Any steelwork specialist, whether they are working on a residential or a commercial project, will understand that structural fire engineering methods are an area of the construction and planning which cannot be compromised. A new initiative which aims to bridge best practice gaps when it comes to even the most complex of steelwork projects has been created by the Royal Institute of British Architects (RIBA) and the Association of Specialist Fire Protection (ASFP). Designed to provide a detailed specification for fire protection at the early design stages, the plan of work for fire also provides steelworks specialists with an advised schedule to manage fire protection continuously throughout the process of construction.
Mandatory sign-off process
The new process will look to implement a more rigorous and mandatory sign-off procedure. As the construction processes gain momentum, all mandatory sign-offs will be concentrated together in order to provide the end users with a comprehensive fire risk management document.

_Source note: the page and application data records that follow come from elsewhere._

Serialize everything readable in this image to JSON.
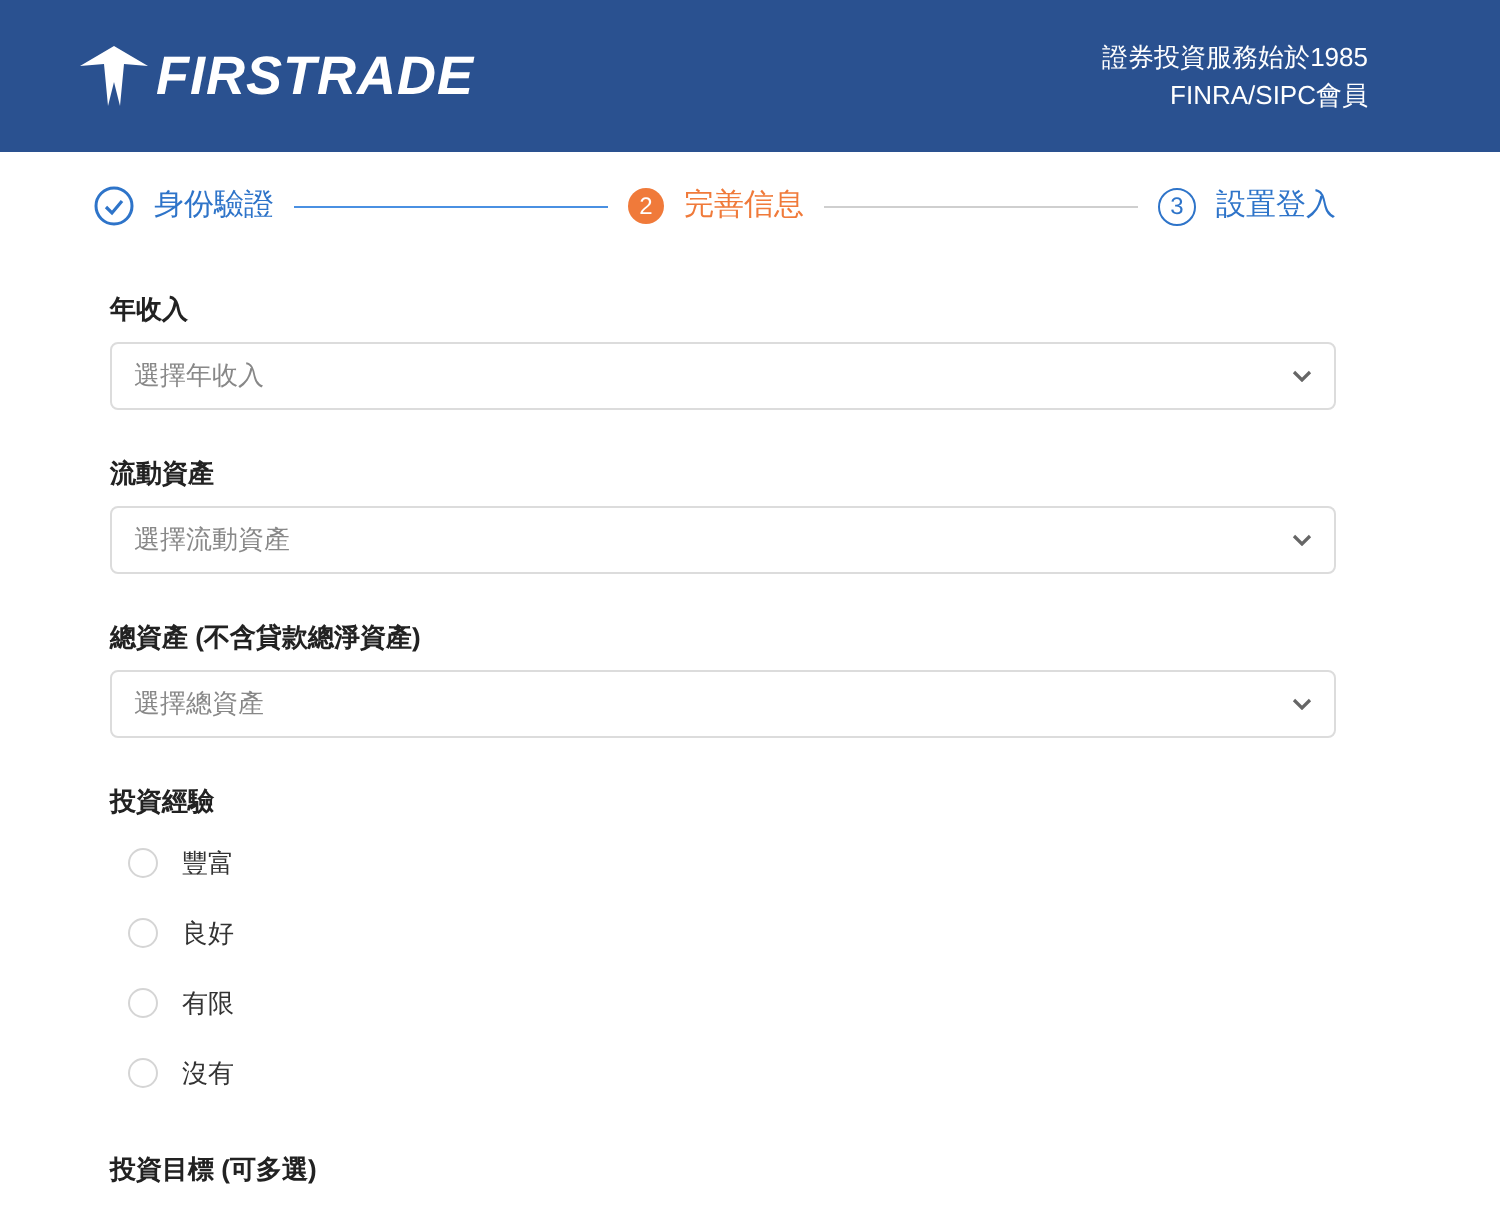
{
  "header": {
    "logo_text": "FIRSTRADE",
    "tagline": "證券投資服務始於1985",
    "membership": "FINRA/SIPC會員"
  },
  "steps": [
    {
      "label": "身份驗證",
      "kind": "done"
    },
    {
      "number": "2",
      "label": "完善信息",
      "kind": "current"
    },
    {
      "number": "3",
      "label": "設置登入",
      "kind": "pending"
    }
  ],
  "fields": [
    {
      "label": "年收入",
      "placeholder": "選擇年收入"
    },
    {
      "label": "流動資產",
      "placeholder": "選擇流動資產"
    },
    {
      "label": "總資產 (不含貸款總淨資產)",
      "placeholder": "選擇總資產"
    }
  ],
  "experience": {
    "label": "投資經驗",
    "options": [
      {
        "label": "豐富",
        "selected": false
      },
      {
        "label": "良好",
        "selected": false
      },
      {
        "label": "有限",
        "selected": false
      },
      {
        "label": "沒有",
        "selected": false
      }
    ]
  },
  "goals": {
    "label": "投資目標 (可多選)"
  }
}
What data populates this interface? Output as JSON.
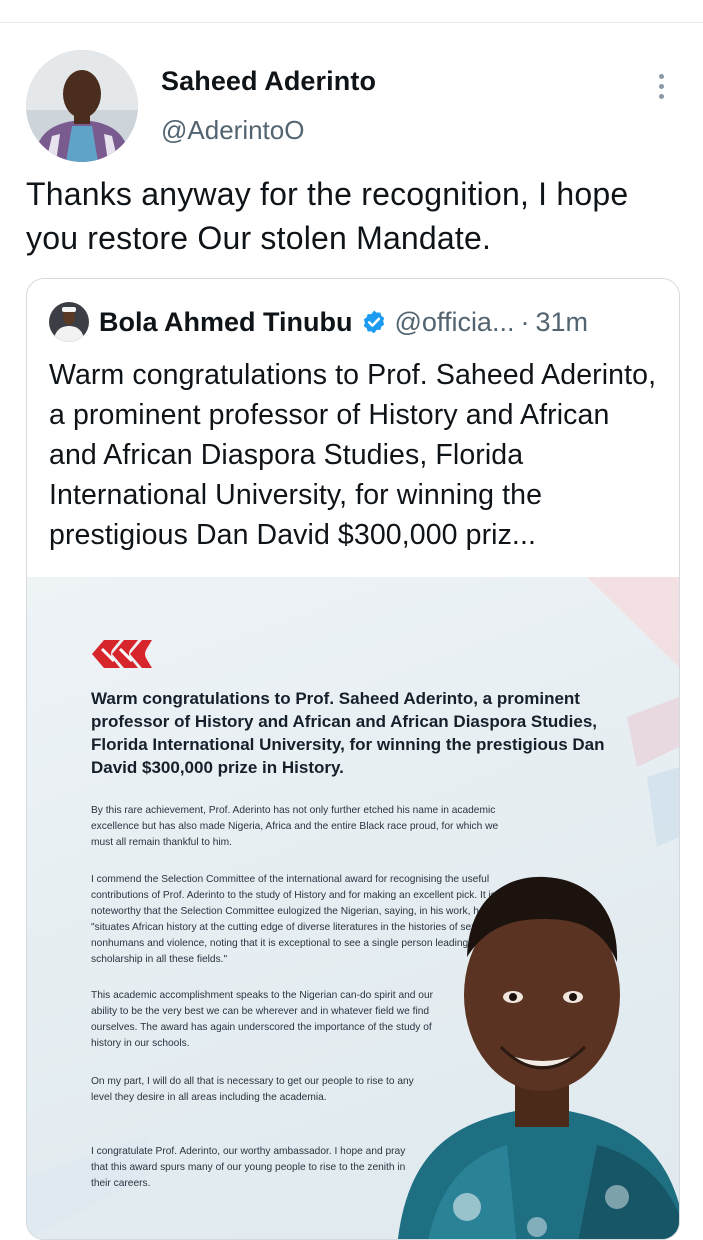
{
  "tweet": {
    "author_name": "Saheed Aderinto",
    "author_handle": "@AderintoO",
    "text": "Thanks anyway for the recognition, I hope you restore Our stolen Mandate.",
    "more_icon": "more-vertical-icon"
  },
  "quote": {
    "author_name": "Bola Ahmed Tinubu",
    "verified_icon": "verified-badge-icon",
    "handle": "@officia...",
    "separator": "·",
    "time": "31m",
    "text": "Warm congratulations to Prof. Saheed Aderinto, a prominent professor of History and African and African Diaspora Studies, Florida International University, for winning the prestigious Dan David $300,000 priz..."
  },
  "poster": {
    "logo_icon": "red-chain-logo-icon",
    "headline": "Warm congratulations to Prof. Saheed Aderinto, a prominent professor of History and African and African Diaspora Studies,  Florida International University, for winning the prestigious Dan David $300,000 prize in History.",
    "paragraphs": [
      "By this rare achievement, Prof. Aderinto has not only further etched his name in academic excellence but has also made Nigeria, Africa and the entire Black race proud, for which we must all remain thankful to him.",
      "I commend the Selection Committee of the international award for recognising the useful contributions of Prof. Aderinto to the study of History and for making an excellent pick. It is noteworthy that the Selection Committee eulogized the Nigerian, saying, in his work, he \"situates African history at the cutting edge of diverse literatures in the histories of sexuality, nonhumans and violence, noting that it is exceptional to see a single person leading scholarship in all these fields.\"",
      "This academic accomplishment speaks to the Nigerian can-do spirit and our ability to be the very best we can be wherever and in whatever field we find ourselves. The award has again underscored the importance of the study of history in our schools.",
      "On my part, I will do all that is necessary to get our people to rise to any level they desire in all areas including the academia.",
      "I congratulate Prof. Aderinto, our worthy ambassador. I hope and pray that this award spurs many of our young people to rise to the zenith in their careers."
    ]
  },
  "colors": {
    "text_primary": "#0f1419",
    "text_secondary": "#536471",
    "verified_blue": "#1d9bf0",
    "logo_red": "#d7262b",
    "border": "#d4dadf"
  }
}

We can also expect to soon have visibility of a guide created by the ASFP, British Coatings Federation and a technical sub-group. Intumescent coatings are used in order to offer more flexibility to architects when it comes to designing a building, these can offer the capability to create shaped and glazed structures including those with steel frames remaining visible.
These coatings offer protection to the construction materials and are considered ‘life-safety’ coatings, which must be applied to the correct thickness in order to be effective. Failure to apply these to the right thickness can result in inadequate fire protection and therefore a threat to life. The guide will provide best practise guidance in relation to specifying any reactive coatings, including checklists to assist specifiers.
Improved lines of communications
Supply chain communications may not always be as seamless and transparent as required to ensure they are effective. With various supply chain parties involved, many steelwork specialists may struggle to ensure that messages and instructions have been communicated and received as desired. With the supply chain involving so many individuals, including design, specifiers, suppliers, installers and building control, misunderstanding within the supply chain can result in big issues, particularly when it comes to managing the protection of the steel structure. Where assumptions are potentially being made, particulate in situations to gain a competitive advantage or solve a problem can result in a potential risk to life in the future.
Ultimately, the existing Regulatory Reform (Fire Safety) Order 2005 states that the people responsible for the safety of the commercial buildings, this includes; owners, employers and anyone with control over part of the premises must ensure that detailed fire risk and assessments are carried out. The risk and hazard assessment will need to be carried out by a qualified professional or specialist such as a fire engineer, following this, the owners must ensure that any fire safety measures are implemented to minimise the risk of injury or loss of life.
Overall, steelwork supply chains for construction means will need to boost their communication efforts and ensure that corners are never cut in order to meet deadlines or reduce costs. When considering the risk posed by a failure to correctly manage resources and coatings, including measurements and calculations, the potential outcome is a far too greater loss to justify the means. In the future we may see a more prescriptive approach, potentially integrated into existing Building Regulations (ABD), to ensure that the entire industry is harbouring greater collaboration across supply chains.